Chongqing is a huge city on the banks of the Chiangjiang or Yangtze River. Because it is mountainous, it is unusual in having no bicycles.
This year was my first visit to their normal university and they wanted to show me their war memorial museum.
Called “Chungking” by Westerners, this was the fallback capital of China under Chang Kai-Shek during the Japanese invasion. Well before Pearl Harbor and our entry into the War, Japanese planes made regular raids on Chongqing, and for protection, the Chinese built many tunnels into the hillside.
The museum was built in a cave setting and equipped with modern media showing footage of the Japanese bombing. Black-and-white photos showed the atrocities of war. A tunnel had been re-built with bronze statues of crowded men, women and children huddled in fear, while the sounds of bombs echoed loudly from the tunnel roof above.
And then I rounded the corner and saw the entrance to the cave. There was the gate...chained tight. I knew the history but how stupid of me not to realize that with tens of thousands of refugees arriving each week, there would be far too few cave shelters. The statues froze in time the panicked people reaching through the bars in the gate, unable to reach the safety inside. To admit everyone would have been to crush everyone. It was a powerful scene.
At the museum exit was a guest book. My host asked if I wanted to sign it. Many had written on the opened pages. Printed characters I might read but not these scrawled handwritten characters. “Can you tell me what this says?” I ask my host.
“I will hate the Japanese forever,” he reads.

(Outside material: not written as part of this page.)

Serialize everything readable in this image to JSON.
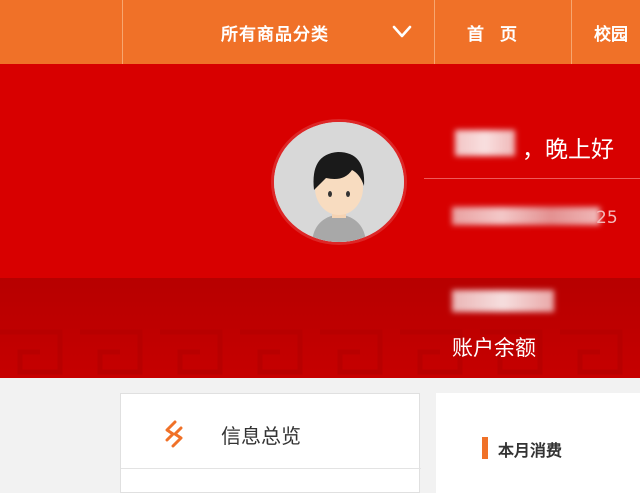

I look around at the groups touring the museum. I am the only foreigner today. But the Chinese in the museum are young adults. The museum has done its job well. This new generation is too young to know the horrors of this war directly, or even hear it from their parents. But just like them, my jaw is clenched, my eyes intense, at what I have seen.
And what I have seen is not inaccurate.
“Lest we forget” is inscribed on every War Memorial back in the States. This is what these museums and memorials are about...not forgetting the horrors of war and the sacrifices made. As the surviving veterans die off, modern media and museums carry on the memory of events that should never be repeated.
I have toured other prison camp memorials in China where Kuomintang executed Communists. Chinese killing Chinese...who will they “hate forever” there?
Back in the States there are young Japanese students in my classes.
They did not perpetrate this.
There is an Old Testament phrase: the sins of the fathers are visited upon the sons.
How long do we hate? How long do we blame the children and grandchildren of ancient enemies. When do we forgive?
My host again asks if I want to sign the museum book?
“Not now,” I tell him.
I will return again, soon, to Chongqing, and to this museum, when I have figured out what to write.
John Richard Schrock trains biology teachers and lives in Emporia.